For those of us old enough to remember arcades and the PlayStation One era in general, the name Time Crisis might spark a lot of fond memories of shooting your CRT television with a plastic gun peripheral, or stomping a big metal foot pedal and blasting bad guys as your tried to impress your teenage date before a movie. Well, guess what: Bandai Namco has been spotted filing new trademarks for its classic lightgun properties, Time Crisis and Steel Gunner.
As spotted by VGC, the two trademarks were registered with the Canadian Trademarks Database (here’s Time Crisis, and here’s Steel Gunner) and both are associated with the following goods and services:
- 9(1) Recorded computer game software; recorded computer game programs; recorded computer game software via a global computer network and wireless devices; recorded video game software; recorded video game software via a global computer network and wireless devices.
- 28(2) Arcade video game machines; non-coin operated video game machines; video game machines.
- 41(1) Entertainment services, namely, providing online video games; entertainment services, namely, providing a computer game that may be accessed network-wide by network users via computers; providing online computer games via network between communications networks and computers.
Of course, this doesn’t necessarily mean that the company is planning on reviving the franchises in the near future – this could just be Namco protecting its property on the off-chance that it does want to use it again sometime.
There’s the slim chance that it could be planning on releasing Time Crisis as a PS1 Classic on the all-new PS Plus service, or that it could be manufacturing new Time Crisis machines, either as one of those personal mini Arcade1Up cabinets that seem to be all the rage, or as full-sized ones for amusement centres around the world.
But really, the idea of any new Time Crisis game is an exciting one. The last Time Crisis game was released in arcades in 2015, but not on any home console. That’s likely because Bandai Namco’s original lightgun peripheral technology hinged on using CRT television technology, which quickly became obsolete in the 2000s.
Attempts to make a new GunCon accessory for the LCD and Plasma era required using extra sensors (like the

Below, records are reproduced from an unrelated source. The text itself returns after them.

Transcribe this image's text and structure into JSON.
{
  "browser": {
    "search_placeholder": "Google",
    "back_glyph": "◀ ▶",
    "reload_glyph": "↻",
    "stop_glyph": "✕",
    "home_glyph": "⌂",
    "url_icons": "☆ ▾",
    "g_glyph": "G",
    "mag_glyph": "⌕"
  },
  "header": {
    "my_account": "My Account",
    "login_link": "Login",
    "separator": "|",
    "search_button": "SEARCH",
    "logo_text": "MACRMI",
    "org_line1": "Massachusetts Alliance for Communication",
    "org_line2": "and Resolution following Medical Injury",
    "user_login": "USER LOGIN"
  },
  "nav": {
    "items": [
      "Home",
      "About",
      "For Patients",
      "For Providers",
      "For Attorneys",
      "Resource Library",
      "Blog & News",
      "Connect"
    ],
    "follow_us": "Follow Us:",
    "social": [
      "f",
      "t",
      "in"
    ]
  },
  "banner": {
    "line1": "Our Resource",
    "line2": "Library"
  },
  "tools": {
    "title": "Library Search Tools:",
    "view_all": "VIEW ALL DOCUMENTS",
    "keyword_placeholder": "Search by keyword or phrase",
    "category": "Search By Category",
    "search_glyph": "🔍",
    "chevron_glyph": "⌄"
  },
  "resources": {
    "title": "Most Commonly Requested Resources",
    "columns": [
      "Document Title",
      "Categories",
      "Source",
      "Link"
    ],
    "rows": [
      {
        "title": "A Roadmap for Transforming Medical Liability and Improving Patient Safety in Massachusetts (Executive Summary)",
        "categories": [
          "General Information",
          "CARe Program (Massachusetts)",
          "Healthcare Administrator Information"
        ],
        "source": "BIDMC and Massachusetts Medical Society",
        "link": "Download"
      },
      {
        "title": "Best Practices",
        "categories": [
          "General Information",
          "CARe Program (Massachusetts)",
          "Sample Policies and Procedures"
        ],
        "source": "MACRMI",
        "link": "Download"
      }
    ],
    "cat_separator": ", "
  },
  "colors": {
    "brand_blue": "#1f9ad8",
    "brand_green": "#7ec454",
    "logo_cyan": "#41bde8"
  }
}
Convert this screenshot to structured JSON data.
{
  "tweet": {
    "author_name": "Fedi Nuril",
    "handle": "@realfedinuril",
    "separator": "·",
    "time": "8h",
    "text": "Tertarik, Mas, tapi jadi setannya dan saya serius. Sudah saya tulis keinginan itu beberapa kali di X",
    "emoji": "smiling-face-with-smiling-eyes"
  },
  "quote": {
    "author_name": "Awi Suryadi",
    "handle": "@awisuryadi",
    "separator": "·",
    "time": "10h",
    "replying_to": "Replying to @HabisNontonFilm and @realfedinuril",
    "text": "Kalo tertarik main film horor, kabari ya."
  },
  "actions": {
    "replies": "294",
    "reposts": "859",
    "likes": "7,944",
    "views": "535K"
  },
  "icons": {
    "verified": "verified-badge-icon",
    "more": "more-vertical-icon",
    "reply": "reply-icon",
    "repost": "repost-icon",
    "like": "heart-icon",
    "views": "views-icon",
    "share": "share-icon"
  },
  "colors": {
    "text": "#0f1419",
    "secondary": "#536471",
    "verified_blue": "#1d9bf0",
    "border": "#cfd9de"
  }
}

A lot of time has passed since then, with independent manufacturers like Sinden crowdfunding lightgun solutions that work very well on modern television displays, and with emulated games. We can always hope Bandai Namco is aware of these advancements, and is on the cusp of bringing back both Time Crisis and Point Blank for a new generation.